by Angela Pickering
Once when great aunty went out, great uncle was told that if feeling bored he could help by pegging a bit of her rug, an autumn creation of coloured leaves. When aunty returned she smiled and shrugged. You’ve done the colours all wrong, she said.
One day my brother rang to ask the colour of mother’s dressing gown. He wanted to buy birthday slippers to match. I remembered he loved to draw as a child, but the roofs on his houses were always green, instead of russet or brown.
At just fifteen my son agreed it was time to consider his future career as an electrical engineer. He watched intently when the man came to mend our broken-down washing machine. They look much the same to me, he said, observing the tangle of coloured wires.

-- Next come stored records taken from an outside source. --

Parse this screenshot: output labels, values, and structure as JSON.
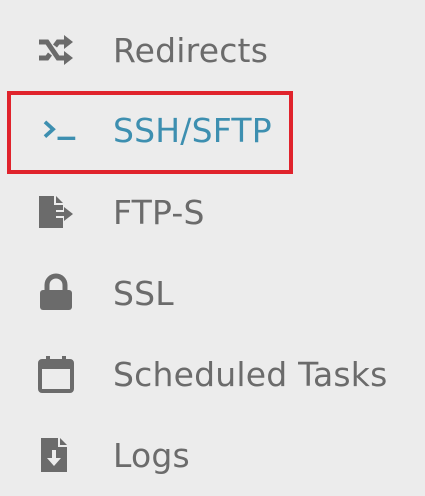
{
  "menu": {
    "items": [
      {
        "label": "Redirects",
        "icon": "shuffle-icon"
      },
      {
        "label": "SSH/SFTP",
        "icon": "terminal-icon",
        "active": true
      },
      {
        "label": "FTP-S",
        "icon": "file-export-icon"
      },
      {
        "label": "SSL",
        "icon": "lock-icon"
      },
      {
        "label": "Scheduled Tasks",
        "icon": "calendar-icon"
      },
      {
        "label": "Logs",
        "icon": "file-download-icon"
      }
    ]
  },
  "colors": {
    "background": "#ececec",
    "text": "#6b6b6b",
    "icon": "#6b6b6b",
    "active": "#3d8fb0",
    "highlight_border": "#e0232c"
  }
}
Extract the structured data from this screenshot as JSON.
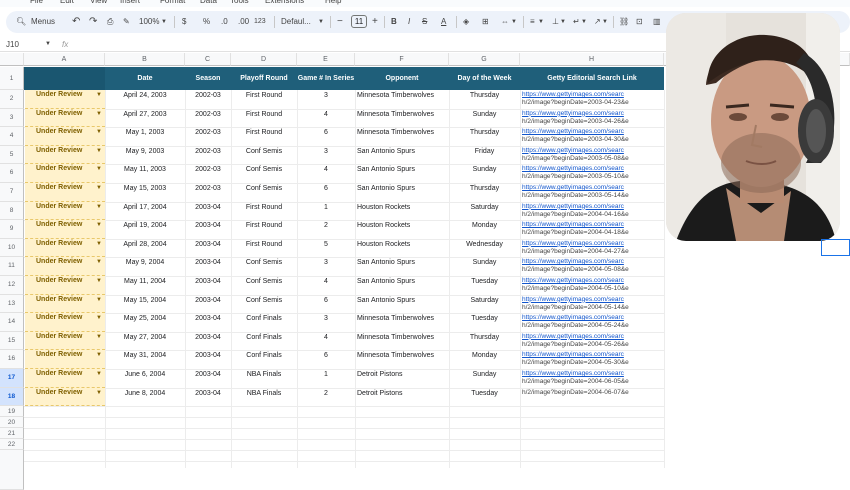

Perhaps I shall have to think again
I took my son to the doctor’s for the Ishihara test - pages of coloured dots among which numbers would appear. Some he failed to distinguish at all. Others were not what they seemed to suggest.
There is a flaw, the doctor said, in his rods and cones. He is colour vision deficient, has trouble with red and green and other in-between tones. Nothing serious, my dear, though there may be some restrictions, if he wants to indulge in night flying, or navigate buoys at sea. Women are the carriers for this condition he’s got.
I wasn’t surprised. For a rather shy boy, he favours bright yellow jumpers a lot.
Copyright © 2020 Angela Pickering
Leave a Reply